Published: 10 November 2008

Abstract

Background

Previous studies showed the ability of Pseudomonas putida strain BTP1 to promote induced systemic resistance (ISR) in different host plants. Since ISR is long-lasting and not conducive for development of resistance of the targeted pathogen, this phenomenon can take part of disease control strategies. However, in spite of the numerous examples of ISR induced by PGPR in plants, only a few biochemical studies have associated the protective effect with specific host metabolic changes.

Results

In this study, we showed the protective effect of this bacterium in tomato against Botrytis cinerea. Following treatment by P. putida BTP1, analyses of acid-hydrolyzed leaf extracts showed an accumulation of antifungal material after pathogen infection. The fungitoxic compounds thus mainly accumulate as conjugates from which active aglycones may be liberated through the activity of hydrolytic enzymes. These results suggest that strain BTP1 can elicit systemic phytoalexin accumulation in tomato as one defence mechanism. On another hand, we have shown that key enzymes of the lipoxygenase pathway are stimulated in plants treated with the bacteria as compared with control plants.

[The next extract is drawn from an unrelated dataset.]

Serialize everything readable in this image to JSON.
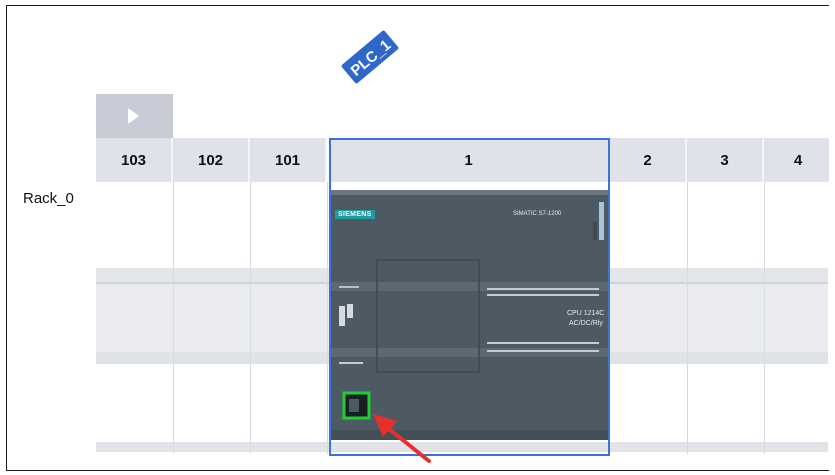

Interestingly, this stimulation is observed only after pathogen challenge in agreement with the priming concept almost invariably associated with the ISR phenomenon.

Conclusion

Through the demonstration of phytoalexin accumulation and LOX pathway stimulation in tomato, this work provides new insights into the diversity of defence mechanisms that are inducible by non-pathogenic bacteria in the context of ISR.